, more than a thousand students have attended one or more of my simulation classes. I have seen successful and not so successful students. There are ways to help ensure success and here I provide some guidance on avoiding the most common mistakes.
Simulation modeling can be challenging for a beginner. There is a sharp learning curve not only on the mechanics and nuances of the software, but also with managing a simulation project. However, there is a magic formula and here it is in a nutshell. Make sure you have…
- Training on the software
- Support from a mentor
- An appropriate first project
- Support from the rest of the company
- Access to data
- Subject matter experts to educate yourself on the process
- Time to work on the project
- Time to verify and validate the project
- Time to measure its success
Training & Mentoring
Get training on the tool as well as a mentor - both are crucial. The cost of a one-week training class will save two to three months of learning and struggling on your own. I also would recommend spending some time with a modeling mentor. If your company has other modelers, buddy up with one of the experts for a couple of models. If no one else uses simulation at your company, you might want to consider hiring someone to help build the first model. After the first project, consider hiring that consultant again as a mentor through the next project. It is difficult for a new modeler to build a good model without knowing what a good model looks like. I have seen modelers using simulation for years but using the same bad habits they originally started out with because they have never seen it done differently. So get started out on the right track.
Successful Initial Projects
The first project should be selected with care. It should be used to help you get comfortable with simulation. The purpose of your FIRST simulation project should NOT be to create a model that automagically generates the optimal schedule for the factory! Although that is a lofty goal, first pick a simple project, possibly a subset of what will eventually become part of a larger model. Start out small. Pick something that will be successful. Learn how to manage a simulation project. Don’t be afraid to make mistakes. Yes, make mistakes! We actually learn the most when we make mistakes and correct ourselves.
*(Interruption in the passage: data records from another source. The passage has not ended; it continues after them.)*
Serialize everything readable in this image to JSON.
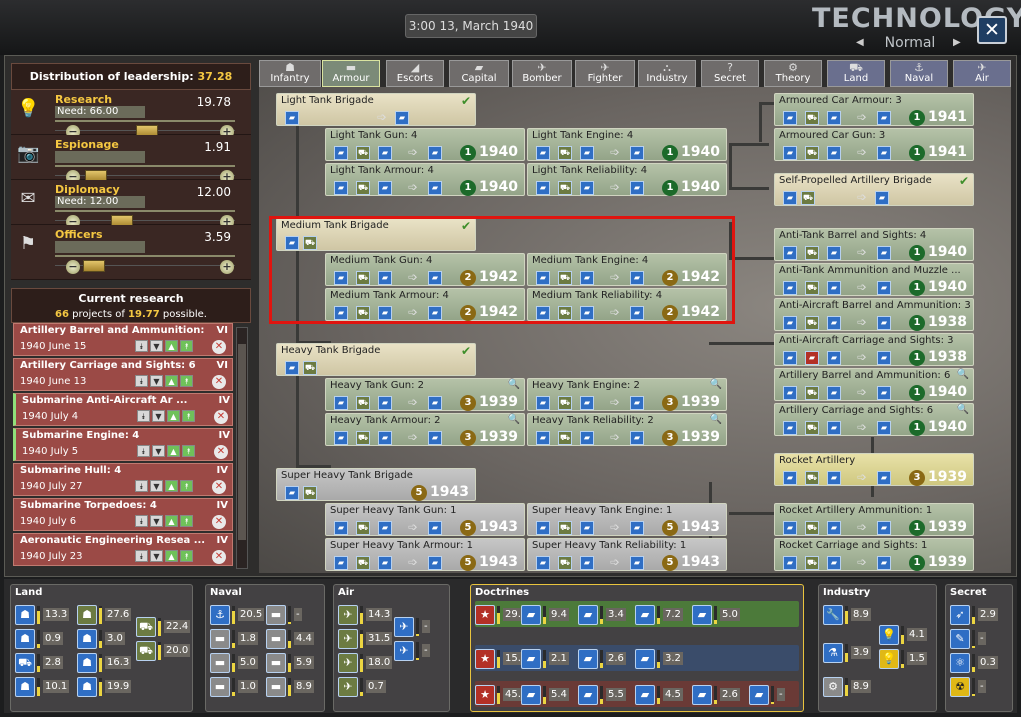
{
  "header": {
    "clock": "3:00 13, March 1940",
    "title": "TECHNOLOGY",
    "difficulty": "Normal"
  },
  "leadership": {
    "heading_label": "Distribution of leadership:",
    "heading_value": "37.28",
    "rows": [
      {
        "name": "Research",
        "need": "Need: 66.00",
        "value": "19.78",
        "icon": "lightbulb-icon"
      },
      {
        "name": "Espionage",
        "need": "",
        "value": "1.91",
        "icon": "camera-icon"
      },
      {
        "name": "Diplomacy",
        "need": "Need: 12.00",
        "value": "12.00",
        "icon": "envelope-icon"
      },
      {
        "name": "Officers",
        "need": "",
        "value": "3.59",
        "icon": "flag-icon"
      }
    ]
  },
  "current_research": {
    "heading": "Current research",
    "count": "66",
    "mid": " projects of ",
    "possible": "19.77",
    "tail": " possible.",
    "items": [
      {
        "name": "Artillery Barrel and Ammunition: 6",
        "level": "VI",
        "date": "1940 June 15"
      },
      {
        "name": "Artillery Carriage and Sights: 6",
        "level": "VI",
        "date": "1940 June 13"
      },
      {
        "name": "Submarine Anti-Aircraft Ar ...",
        "level": "IV",
        "date": "1940 July 4"
      },
      {
        "name": "Submarine Engine: 4",
        "level": "IV",
        "date": "1940 July 5"
      },
      {
        "name": "Submarine Hull: 4",
        "level": "IV",
        "date": "1940 July 27"
      },
      {
        "name": "Submarine Torpedoes: 4",
        "level": "IV",
        "date": "1940 July 6"
      },
      {
        "name": "Aeronautic Engineering Resea ...",
        "level": "IV",
        "date": "1940 July 23"
      }
    ]
  },
  "tabs": [
    "Infantry",
    "Armour",
    "Escorts",
    "Capital",
    "Bomber",
    "Fighter",
    "Industry",
    "Secret",
    "Theory",
    "Land",
    "Naval",
    "Air"
  ],
  "tree": {
    "light_brigade": "Light Tank Brigade",
    "light": [
      {
        "name": "Light Tank Gun: 4",
        "year": "1940",
        "num": "1"
      },
      {
        "name": "Light Tank Engine: 4",
        "year": "1940",
        "num": "1"
      },
      {
        "name": "Light Tank Armour: 4",
        "year": "1940",
        "num": "1"
      },
      {
        "name": "Light Tank Reliability: 4",
        "year": "1940",
        "num": "1"
      }
    ],
    "medium_brigade": "Medium Tank Brigade",
    "medium": [
      {
        "name": "Medium Tank Gun: 4",
        "year": "1942",
        "num": "2"
      },
      {
        "name": "Medium Tank Engine: 4",
        "year": "1942",
        "num": "2"
      },
      {
        "name": "Medium Tank Armour: 4",
        "year": "1942",
        "num": "2"
      },
      {
        "name": "Medium Tank Reliability: 4",
        "year": "1942",
        "num": "2"
      }
    ],
    "heavy_brigade": "Heavy Tank Brigade",
    "heavy": [
      {
        "name": "Heavy Tank Gun: 2",
        "year": "1939",
        "num": "3"
      },
      {
        "name": "Heavy Tank Engine: 2",
        "year": "1939",
        "num": "3"
      },
      {
        "name": "Heavy Tank Armour: 2",
        "year": "1939",
        "num": "3"
      },
      {
        "name": "Heavy Tank Reliability: 2",
        "year": "1939",
        "num": "3"
      }
    ],
    "superheavy_brigade": "Super Heavy Tank Brigade",
    "superheavy_brigade_year": "1943",
    "superheavy_brigade_num": "5",
    "superheavy": [
      {
        "name": "Super Heavy Tank Gun: 1",
        "year": "1943",
        "num": "5"
      },
      {
        "name": "Super Heavy Tank Engine: 1",
        "year": "1943",
        "num": "5"
      },
      {
        "name": "Super Heavy Tank Armour: 1",
        "year": "1943",
        "num": "5"
      },
      {
        "name": "Super Heavy Tank Reliability: 1",
        "year": "1943",
        "num": "5"
      }
    ],
    "armoured_car": [
      {
        "name": "Armoured Car Armour: 3",
        "year": "1941",
        "num": "1"
      },
      {
        "name": "Armoured Car Gun: 3",
        "year": "1941",
        "num": "1"
      }
    ],
    "spa": "Self-Propelled Artillery Brigade",
    "right": [
      {
        "name": "Anti-Tank Barrel and Sights: 4",
        "year": "1940",
        "num": "1"
      },
      {
        "name": "Anti-Tank Ammunition and Muzzle ...",
        "year": "1940",
        "num": "1"
      },
      {
        "name": "Anti-Aircraft Barrel and Ammunition: 3",
        "year": "1938",
        "num": "1"
      },
      {
        "name": "Anti-Aircraft Carriage and Sights: 3",
        "year": "1938",
        "num": "1"
      },
      {
        "name": "Artillery Barrel and Ammunition: 6",
        "year": "1940",
        "num": "1"
      },
      {
        "name": "Artillery Carriage and Sights: 6",
        "year": "1940",
        "num": "1"
      },
      {
        "name": "Rocket Artillery",
        "year": "1939",
        "num": "3"
      },
      {
        "name": "Rocket Artillery Ammunition: 1",
        "year": "1939",
        "num": "1"
      },
      {
        "name": "Rocket Carriage and Sights: 1",
        "year": "1939",
        "num": "1"
      }
    ]
  },
  "summary": {
    "land": {
      "label": "Land",
      "values": [
        "13.3",
        "27.6",
        "0.9",
        "3.0",
        "22.4",
        "2.8",
        "16.3",
        "20.0",
        "10.1",
        "19.9"
      ]
    },
    "naval": {
      "label": "Naval",
      "values": [
        "20.5",
        "-",
        "1.8",
        "4.4",
        "5.0",
        "5.9",
        "1.0",
        "8.9"
      ]
    },
    "air": {
      "label": "Air",
      "values": [
        "14.3",
        "-",
        "31.5",
        "-",
        "18.0",
        "0.7"
      ]
    },
    "doctrines": {
      "label": "Doctrines",
      "rows": [
        [
          "29.1",
          "9.4",
          "3.4",
          "7.2",
          "5.0"
        ],
        [
          "15.1",
          "2.1",
          "2.6",
          "3.2"
        ],
        [
          "45.4",
          "5.4",
          "5.5",
          "4.5",
          "2.6",
          "-"
        ]
      ]
    },
    "industry": {
      "label": "Industry",
      "values": [
        "8.9",
        "4.1",
        "3.9",
        "1.5",
        "8.9"
      ]
    },
    "secret": {
      "label": "Secret",
      "values": [
        "2.9",
        "-",
        "0.3",
        "-"
      ]
    }
  }
}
Get support from the rest of the company. A simulation model needs data, often lots of it. A simulation model needs process knowledge. As a new modeler, you often do not have either of those within your immediate grasp. You must go find the information from others within the company. This information will take resources that you often can’t commandeer yourself. It takes a certain level of management support to commandeer those resources. Without this support, you can’t get data plus you can’t get the information you need regarding the process. So without the right level of management support, the project can’t succeed.
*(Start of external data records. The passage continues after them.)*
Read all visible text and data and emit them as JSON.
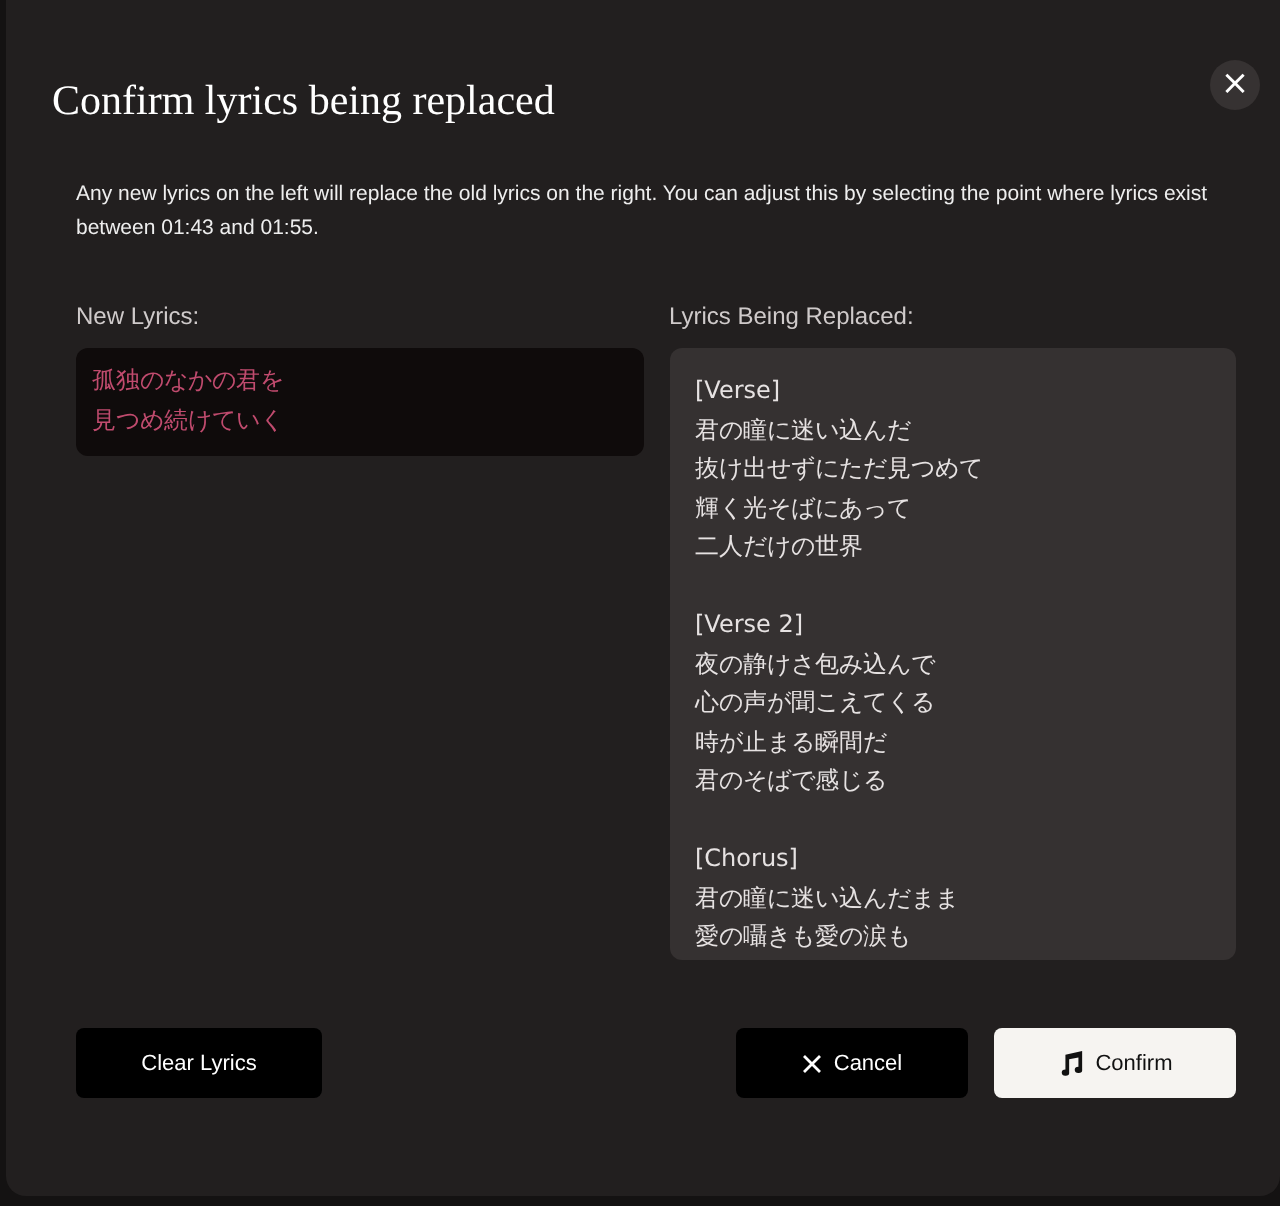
{
  "dialog": {
    "title": "Confirm lyrics being replaced",
    "close_glyph": "×",
    "description": "Any new lyrics on the left will replace the old lyrics on the right. You can adjust this by selecting the point where lyrics exist between 01:43 and 01:55."
  },
  "new_lyrics": {
    "label": "New Lyrics:",
    "lines": [
      "孤独のなかの君を",
      "見つめ続けていく"
    ]
  },
  "replaced_lyrics": {
    "label": "Lyrics Being Replaced:",
    "stanzas": [
      {
        "heading": "[Verse]",
        "lines": [
          "君の瞳に迷い込んだ",
          "抜け出せずにただ見つめて",
          "輝く光そばにあって",
          "二人だけの世界"
        ]
      },
      {
        "heading": "[Verse 2]",
        "lines": [
          "夜の静けさ包み込んで",
          "心の声が聞こえてくる",
          "時が止まる瞬間だ",
          "君のそばで感じる"
        ]
      },
      {
        "heading": "[Chorus]",
        "lines": [
          "君の瞳に迷い込んだまま",
          "愛の囁きも愛の涙も"
        ]
      }
    ]
  },
  "buttons": [
    {
      "kind": "clear",
      "label": "Clear Lyrics"
    },
    {
      "kind": "cancel",
      "label": "Cancel"
    },
    {
      "kind": "confirm",
      "label": "Confirm"
    }
  ]
}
Give yourself time to work on the project. If you have other responsibilities, quite often your simulation responsibility will fall to the bottom of the task list. I have seen this way too often. When a new modeler has other responsibilities and is always starting and stopping frequently; it can be detrimental! Each time a modeler revisits the model they tend to have forgotten the last few things they had done and waste a lot of time getting back into the groove. This has a similar effect with experienced modelers, but not to the same extent as a new modeler.
Verification & Validation
Budget plenty of time to verify and validate the model. A computer will do what you tell it to do, which is not necessarily what you want it to do. While you are building the model, constantly take time to verify that the model is doing what you intended. As you complete stages of the model, validate that it is a reasonable representation of the real system. For validation, you will need the same subject matter experts that helped you understand the process. This step will not only help to ensure that the model is accurate, it will make others more confident in the model.
This is not easy, but if you can, compare a decision made without the model to one made with the model. Compare the performance of the implemented system with the model. If there are any significant differences, make note of them so that they can be accounted for in the future. If the model proved to be accurate, use this as political capital for future projects.
Here is a link to a paper I co-authored with Dave Krahl (now at Kromite LLC) a few years ago on getting started with simulation. It is a great read and contains more details. Dave also helped write this post as well, thanks Dave.